Weight Loss And Nutrition Myths – What you should Know! Part 1

Dieting is flanked by myths and gimmicks. No food or diet can help you reduce. Extreme low-carbohydrate, high-carbohydrate, high-protein or restricted diets can damage your overall health. To lessen extra fat and lose fat, it is advisable to get a new way you take in and improve your physical exercise.

  • MYTH: Dietary fads work for permanent weight reduction.
  • FACT: Celebrity diets will not be the simplest way to shed weight and maintain it. Dietary fads often promise speedy weight loss or tell you to chop certain foods out of your diet. You may reduce in the beginning during one of these diets. But diets that strictly limit calories or diet are hard to follow along with. The majority of people quickly get sick and tired with them and regain any dropped excess weight.

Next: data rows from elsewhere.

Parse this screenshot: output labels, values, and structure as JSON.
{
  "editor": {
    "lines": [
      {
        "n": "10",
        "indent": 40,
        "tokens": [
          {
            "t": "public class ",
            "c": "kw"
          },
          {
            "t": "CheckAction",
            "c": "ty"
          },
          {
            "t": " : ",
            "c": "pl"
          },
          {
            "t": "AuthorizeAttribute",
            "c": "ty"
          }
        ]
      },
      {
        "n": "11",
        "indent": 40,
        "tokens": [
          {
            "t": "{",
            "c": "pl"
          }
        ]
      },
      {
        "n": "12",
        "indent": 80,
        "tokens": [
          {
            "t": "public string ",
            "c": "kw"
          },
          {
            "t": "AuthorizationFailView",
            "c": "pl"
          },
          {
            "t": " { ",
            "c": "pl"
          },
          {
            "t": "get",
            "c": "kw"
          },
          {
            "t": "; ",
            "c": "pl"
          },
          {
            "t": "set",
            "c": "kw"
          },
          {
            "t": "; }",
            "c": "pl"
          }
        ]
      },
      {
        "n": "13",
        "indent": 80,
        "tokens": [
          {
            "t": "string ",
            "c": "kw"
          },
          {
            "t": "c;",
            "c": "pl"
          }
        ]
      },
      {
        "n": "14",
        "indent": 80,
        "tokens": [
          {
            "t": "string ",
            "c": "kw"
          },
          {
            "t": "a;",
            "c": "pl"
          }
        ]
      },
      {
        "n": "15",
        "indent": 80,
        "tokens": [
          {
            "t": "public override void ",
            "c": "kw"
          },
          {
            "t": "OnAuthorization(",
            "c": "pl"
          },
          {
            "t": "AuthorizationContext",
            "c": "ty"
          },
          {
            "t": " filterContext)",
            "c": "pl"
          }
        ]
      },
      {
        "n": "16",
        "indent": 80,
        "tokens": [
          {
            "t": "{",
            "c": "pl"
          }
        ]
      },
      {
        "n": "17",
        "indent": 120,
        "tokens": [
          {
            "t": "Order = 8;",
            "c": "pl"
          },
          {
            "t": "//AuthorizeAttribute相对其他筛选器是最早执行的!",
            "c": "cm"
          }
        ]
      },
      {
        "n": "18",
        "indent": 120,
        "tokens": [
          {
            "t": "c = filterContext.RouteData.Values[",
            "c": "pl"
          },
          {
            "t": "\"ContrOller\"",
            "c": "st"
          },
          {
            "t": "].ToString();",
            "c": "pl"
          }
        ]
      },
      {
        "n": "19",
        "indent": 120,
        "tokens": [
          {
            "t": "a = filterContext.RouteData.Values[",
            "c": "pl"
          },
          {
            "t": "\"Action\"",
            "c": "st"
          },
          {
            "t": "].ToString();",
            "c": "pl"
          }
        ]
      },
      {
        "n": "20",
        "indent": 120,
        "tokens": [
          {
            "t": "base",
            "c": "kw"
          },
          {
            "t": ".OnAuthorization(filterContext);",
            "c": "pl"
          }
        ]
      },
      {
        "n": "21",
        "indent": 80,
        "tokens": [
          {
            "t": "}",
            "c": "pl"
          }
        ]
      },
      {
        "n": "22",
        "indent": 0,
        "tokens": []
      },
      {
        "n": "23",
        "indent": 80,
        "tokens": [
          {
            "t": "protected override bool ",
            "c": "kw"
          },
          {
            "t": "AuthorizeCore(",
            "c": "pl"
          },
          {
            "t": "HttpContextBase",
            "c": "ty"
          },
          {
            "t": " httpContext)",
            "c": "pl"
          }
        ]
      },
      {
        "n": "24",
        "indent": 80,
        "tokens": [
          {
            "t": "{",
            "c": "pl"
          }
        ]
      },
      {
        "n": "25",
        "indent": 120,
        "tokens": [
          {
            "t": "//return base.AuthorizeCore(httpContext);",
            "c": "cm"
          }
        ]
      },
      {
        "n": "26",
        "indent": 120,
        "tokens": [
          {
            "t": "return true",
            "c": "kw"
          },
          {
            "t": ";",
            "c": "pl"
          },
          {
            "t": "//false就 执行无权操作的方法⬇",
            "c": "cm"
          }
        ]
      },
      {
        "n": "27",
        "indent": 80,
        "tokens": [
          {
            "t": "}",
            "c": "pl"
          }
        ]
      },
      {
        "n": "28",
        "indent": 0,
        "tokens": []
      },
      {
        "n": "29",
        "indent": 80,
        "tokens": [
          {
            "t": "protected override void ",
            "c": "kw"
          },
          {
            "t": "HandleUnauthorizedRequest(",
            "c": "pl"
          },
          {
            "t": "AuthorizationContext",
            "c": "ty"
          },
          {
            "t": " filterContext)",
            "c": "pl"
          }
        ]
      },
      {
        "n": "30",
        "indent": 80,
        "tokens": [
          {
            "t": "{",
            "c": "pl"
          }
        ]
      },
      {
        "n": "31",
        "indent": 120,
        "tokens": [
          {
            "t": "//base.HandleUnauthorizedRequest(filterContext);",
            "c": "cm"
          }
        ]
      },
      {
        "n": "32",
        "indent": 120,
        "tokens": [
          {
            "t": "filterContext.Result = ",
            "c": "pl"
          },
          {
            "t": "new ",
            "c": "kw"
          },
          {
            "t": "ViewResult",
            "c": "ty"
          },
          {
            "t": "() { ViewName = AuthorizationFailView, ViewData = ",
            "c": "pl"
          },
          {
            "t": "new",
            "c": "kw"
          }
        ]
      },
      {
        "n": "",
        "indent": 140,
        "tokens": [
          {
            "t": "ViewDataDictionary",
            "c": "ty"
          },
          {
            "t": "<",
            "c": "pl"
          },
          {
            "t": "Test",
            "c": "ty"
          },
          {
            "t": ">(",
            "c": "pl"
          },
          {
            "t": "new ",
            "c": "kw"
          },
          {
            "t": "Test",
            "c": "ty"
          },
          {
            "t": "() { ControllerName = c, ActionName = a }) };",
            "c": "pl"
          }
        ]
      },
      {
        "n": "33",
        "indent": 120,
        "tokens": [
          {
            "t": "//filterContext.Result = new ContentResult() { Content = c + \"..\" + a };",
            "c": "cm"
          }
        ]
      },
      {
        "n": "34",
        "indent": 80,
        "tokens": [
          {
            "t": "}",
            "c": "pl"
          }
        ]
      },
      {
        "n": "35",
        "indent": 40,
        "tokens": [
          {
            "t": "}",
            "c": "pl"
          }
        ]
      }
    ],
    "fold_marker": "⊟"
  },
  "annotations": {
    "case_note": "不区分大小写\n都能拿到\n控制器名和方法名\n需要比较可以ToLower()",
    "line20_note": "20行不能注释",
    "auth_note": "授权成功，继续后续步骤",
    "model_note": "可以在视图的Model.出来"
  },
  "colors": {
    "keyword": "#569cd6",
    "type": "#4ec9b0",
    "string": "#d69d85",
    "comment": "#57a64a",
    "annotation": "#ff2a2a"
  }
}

Diet plans may be unhealthy simply because they might not provide the many nutrients the body needs. Also, shedding pounds with a very rapid rate (more than 3 pounds 7 days as soon as the first month or so) may grow your risk for developing gallstones (clusters of solid material inside gallbladder that may be painful). Diets that provide below 800 calories each day also could result in cardiac rhythm abnormalities, that is fatal.

  • TIP: Studies suggest that losing ½ to 2 pounds per week start by making appropriate food choices choices, eating moderate portions, and building exercising into your everyday life’s the easiest method to reduce and keep it off. By adopting healthy eating and training habits, you can even decrease your risk for developing diabetes type 2 symptoms, heart disease, and high blood pressure levels.
  • MYTH: High-protein/low-carbohydrate diets certainly are a healthy solution to shed weight.
  • FACT: The long-term health link between a superior-protein/low-carbohydrate diet are unknown. But getting the majority of your daily calories from high-protein foods like meat, eggs, and cheese seriously isn’t a well-balanced eating plan. You will be overeating fat and cholesterol, that might raise cardiopathy risk. You could be eating too little fruits, vegetables, and whole grains, which can produce constipation caused by deficiency of dietary fiber. Carrying out a high-protein/low-carbohydrate diet might also have you feeling nauseous, tired, and weak.

Eating lower than 130 grams of carbohydrate daily may result in the buildup of ketones (partially broken-down fats) inside your blood. A buildup of ketones within your blood (called ketosis) could potentially cause your whole body to create high levels of the crystals, the risk factor for gout (an agonizing swelling on the joints) and kidney stones. Ketosis may be especially risky for women that are pregnant and individuals with diabetes or renal disorder.

  • TIP: High-protein/low-carbohydrate diets will often be lower in calories because diet are strictly limited, in order that they may cause short-term fat loss. But a lower life expectancy-calorie weight loss program that also includes recommended numbers of carbohydrate, protein, and fat will also let you shed weight. By using a comprehensive eating plan, you will not need to stop eating whole classes of foods, including whole grains, fruits, and vegetables—and miss the real key nutrients they contain. You may also realize its simpler to keep with a diet or eating plan that includes a greater various foods.

“Please follow along for the informative Part II”